Tyrone Stewart

Twitter abuseTwitter has been putting in a lot work over the last eight or so months to try and limit the amount of abuse on its microblogging platform. And, as a result, it now says it takes action against 10 times more abusive accounts every day than it did at the same time last.

The social network’s fight began in November when it unveiled a number of measures to combat abuse including more ways to report abuse and an extension of its ‘mute’ function. It followed this up in January by pledging to take a more transparent approach to how it handles abuse. A week later, Twitter said it would now permanently stop suspended people from creating new accounts, introduce a ‘safe search’, and make ‘low-quality’ replies less visible. And would then begin putting people on the ‘naughty step’ for their use of politically incorrect language. Finally, in March, it added word and account filters, said it would be more proactive in dealing with abusive accounts and promised continued ‘transparency and openness’.

All of the above has contributed to Twitter dealing with the increased number of abusive accounts. Furthermore, it has removed twice the number of accounts from repeat offenders.

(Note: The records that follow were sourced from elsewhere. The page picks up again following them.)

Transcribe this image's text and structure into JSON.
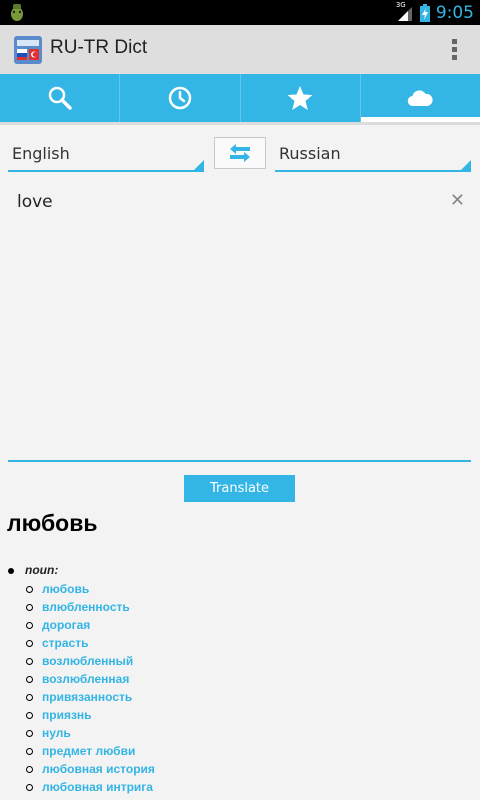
{
  "status_bar": {
    "time": "9:05",
    "network": "3G"
  },
  "app": {
    "title": "RU-TR Dict"
  },
  "tabs": [
    {
      "icon": "search-icon",
      "selected": false
    },
    {
      "icon": "history-clock-icon",
      "selected": false
    },
    {
      "icon": "star-icon",
      "selected": false
    },
    {
      "icon": "cloud-icon",
      "selected": true
    }
  ],
  "language": {
    "source": "English",
    "target": "Russian"
  },
  "input": {
    "value": "love"
  },
  "translate_button": "Translate",
  "result": {
    "word": "любовь",
    "part_of_speech": "noun:",
    "translations": [
      "любовь",
      "влюбленность",
      "дорогая",
      "страсть",
      "возлюбленный",
      "возлюбленная",
      "привязанность",
      "приязнь",
      "нуль",
      "предмет любви",
      "любовная история",
      "любовная интрига"
    ]
  },
  "colors": {
    "accent": "#33b5e5",
    "actionbar": "#dedede",
    "background": "#f3f3f3"
  }
}
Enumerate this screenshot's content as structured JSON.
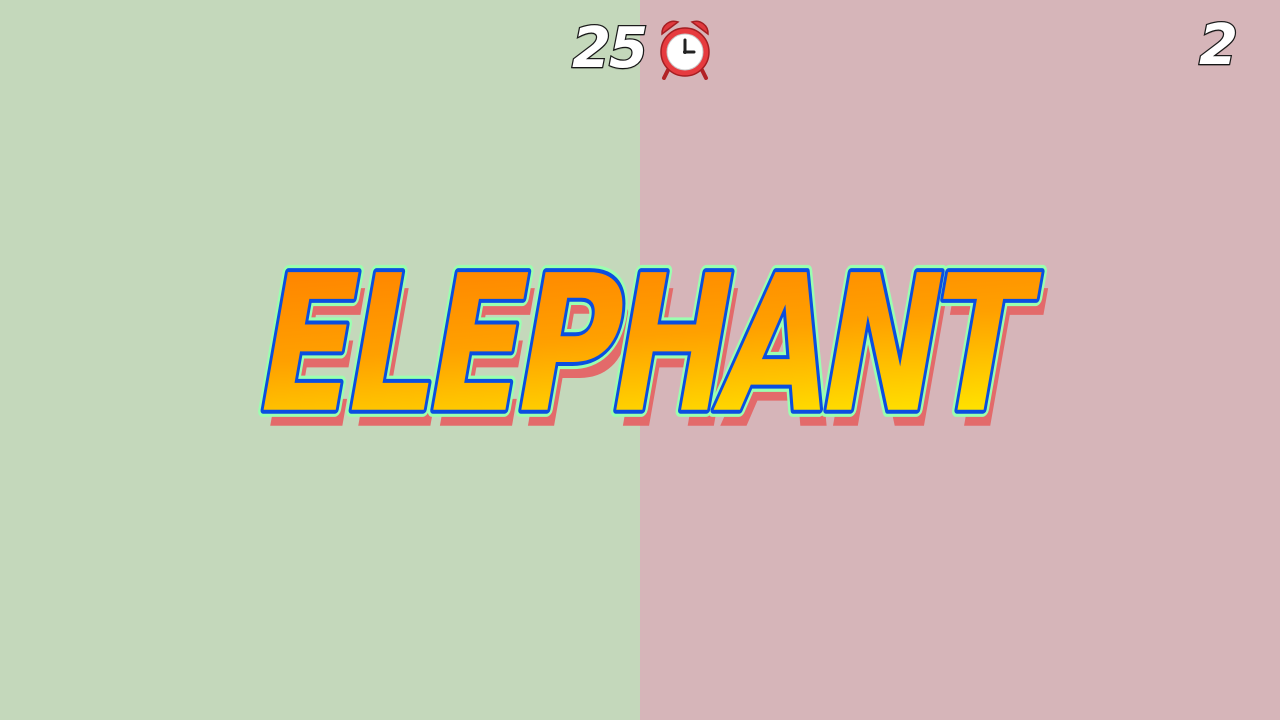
{
  "colors": {
    "left_panel": "#c4d8bb",
    "right_panel": "#d6b5b9",
    "word_fill_top": "#ff7a00",
    "word_fill_bottom": "#ffe600",
    "word_outline": "#0a4ee0",
    "word_glow": "#9bffb0",
    "word_shadow": "#e36a6a"
  },
  "hud": {
    "timer": "25",
    "timer_icon": "alarm-clock-icon",
    "score": "2"
  },
  "prompt": {
    "word": "ELEPHANT"
  }
}
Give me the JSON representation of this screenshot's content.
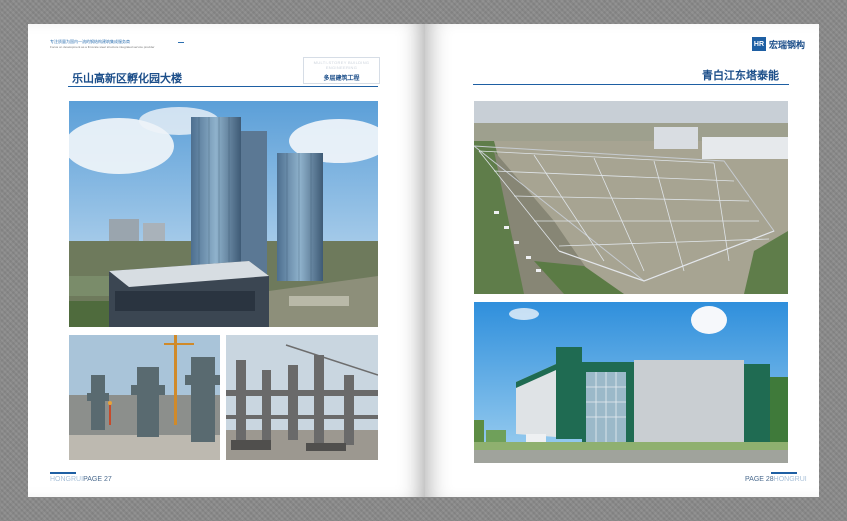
{
  "left_page": {
    "tagline": "专注质量为国内一流的钢结构建筑集成服务商",
    "tagline_sub": "Focus on development as a first-rate steel structure integrated service provider",
    "title": "乐山高新区孵化园大楼",
    "stamp_faint": "MULTI-STOREY BUILDING ENGINEERING",
    "stamp_label": "多层建筑工程",
    "page_label": "PAGE 27",
    "page_label_faint": "HONGRUI"
  },
  "right_page": {
    "logo_mark": "HR",
    "logo_text": "宏瑞钢构",
    "title": "青白江东塔泰能",
    "page_label": "PAGE 28",
    "page_label_faint": "HONGRUI"
  },
  "colors": {
    "brand_blue": "#1e5fa3",
    "title_blue": "#1d4f8a",
    "background_gray": "#8a8a8a"
  }
}
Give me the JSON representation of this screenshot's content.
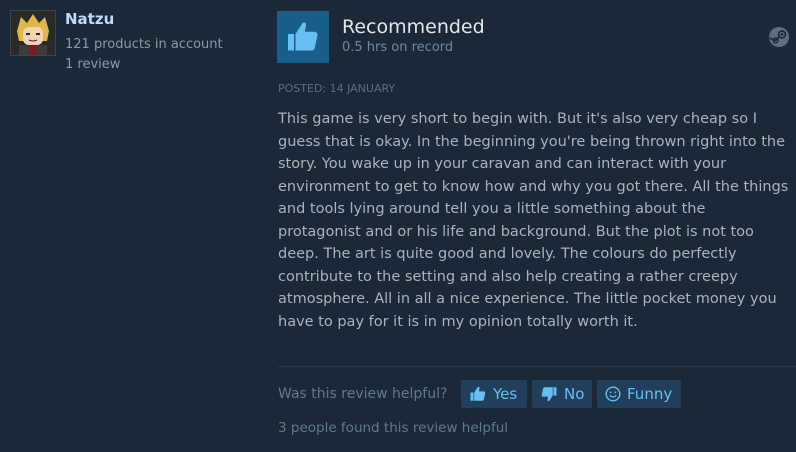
{
  "reviewer": {
    "name": "Natzu",
    "products": "121 products in account",
    "reviews": "1 review"
  },
  "review": {
    "verdict": "Recommended",
    "hours": "0.5 hrs on record",
    "posted": "POSTED: 14 JANUARY",
    "text": "This game is very short to begin with. But it's also very cheap so I guess that is okay. In the beginning you're being thrown right into the story. You wake up in your caravan and can interact with your environment to get to know how and why you got there. All the things and tools lying around tell you a little something about the protagonist and or his life and background. But the plot is not too deep. The art is quite good and lovely. The colours do perfectly contribute to the setting and also help creating a rather creepy atmosphere. All in all a nice experience. The little pocket money you have to pay for it is in my opinion totally worth it."
  },
  "helpful": {
    "question": "Was this review helpful?",
    "yes_label": "Yes",
    "no_label": "No",
    "funny_label": "Funny",
    "found_text": "3 people found this review helpful"
  },
  "icons": {
    "verdict": "thumbs-up-icon",
    "platform": "steam-icon",
    "yes": "thumbs-up-icon",
    "no": "thumbs-down-icon",
    "funny": "smiley-icon"
  },
  "colors": {
    "background": "#1b2838",
    "accent": "#66c0f4",
    "button_bg": "#213f5b",
    "thumb_box": "#1a5e8c",
    "username": "#c1dbf4"
  }
}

Twitter’s methods seem to offer some form of rehabilitation for abusive accounts, however. Accounts put into a period of limited functionality garner 25 per cent fewer abuse reports, while around 65 per cent are in the state of limited functionality just once.

“Our commitment to move faster to make Twitter safer started in January,” said Ed Ho, general manager of consumer product and engineering at Twitter, in a blog post. “First, we conducted research to understand the issues at a deeper level, then we made a range of product updates. We then convened our Trust and Safety Council to gather feedback and help guide us as we move forward.”

“While there is still much work to be done, people are experiencing significantly less abuse on Twitter today than they were six months ago.”